The relatively low-budget production boasts a drab palette and persistent grain, both of which are appropriate considering the material. There are a few exceptions — including a scene where Reuben speaks to an assembled crowd at a church — where the image looks strikingly clear. Still, there’s a consistent amount of texture throughout. Skin tones are warm and occasionally stray into orange-y territory because of the suntans on display. Black levels, unfortunately, leave a lot to be desired when it comes to separation and shadow detail. Again, I suspect that has more to do with the low-budget nature of the production, which is reproduced quite faithfully on this disc.
The DTS-HD Master Audio 1.0 track does decent work despite its mono limitations. The track’s best feature is how well-balanced it is. The scenes at the mill feature the constant rumble of machinery, and the dialogue walks the tightrope of being intelligible to the audience and realistically hard to hear for the characters. Meanwhile, some of the other spoken dialogue sounds a bit hollow and tinny. On the other hand, the Oscar-winning song “It Goes Like It Goes” (sung by Jennifer Warnes) sounds practically as good as new. Overall, the mono track obviously means your surround system can take a mini-vacation for the film’s 114 minute running time. (It’s hard not to imagine how much more immersive and overwhelming the mill scenes would’ve been with a surround track.) Also, I happened to flip on the subtitles and noticed that they frequently skipped over what the characters on screen were actually saying. Weird.
Hollywood Backstory: Norma Rae: (25:13) The bad news is the only substantial Special Feature on this disc has been ported over from the film’s 2001 DVD release. It’s an episode of AMC’s Backstory.
The good news is the story behind Norma Rae is pretty interesting. The film is painted as the project no studio wanted to make (because of its unglamorous subject matter) featuring a role that no A-list actress wanted to take. Director Martin Ritt (who died in 1990) gets a lot of love here, and we also get comments from Field and Leibman. We also learn that when Field won her Best Actress Oscar, she beat out some of the actresses (Jane Fonda, Jill Clayburgh) who had passed on the role of Norma Rae.
In 1979, Norma Rae became a hit and earned a Best Picture nomination. Today, a movie like Cesar Chavez — another biographical film centered on a labor movement in the U.S. — can barely get a theatrical release.

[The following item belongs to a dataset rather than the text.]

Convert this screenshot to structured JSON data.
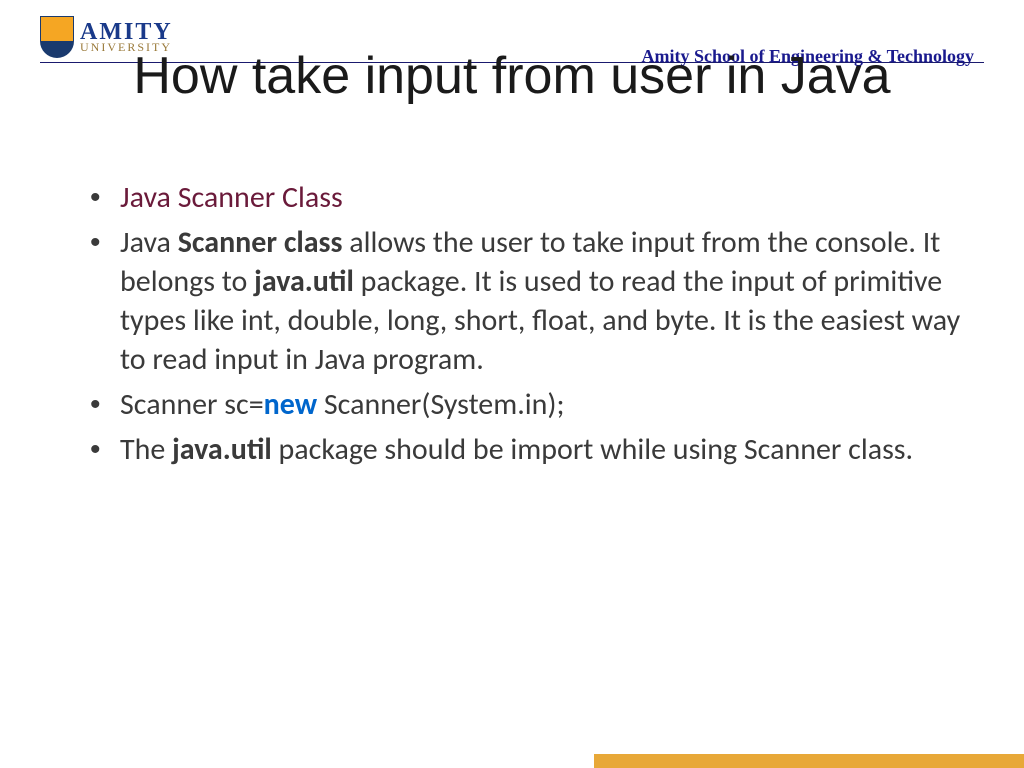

These sorts of modestly-budgeted dramas have been increasingly crowded out of multiplexes, so it’s good to see a movie like Norma Rae get a high definition home video release. The film looks better than ever, but I still wouldn’t call it a dazzler. (Except for Field, who I may or may not have been crushing on during this flick.) The lack of any new bonus material, however, is unequivocally disappointing.
If you’ve never seen Norma Rae, this disc is absolutely the way to go. If you already own the DVD, you can walk (but don’t run) to grab the Blu-ray.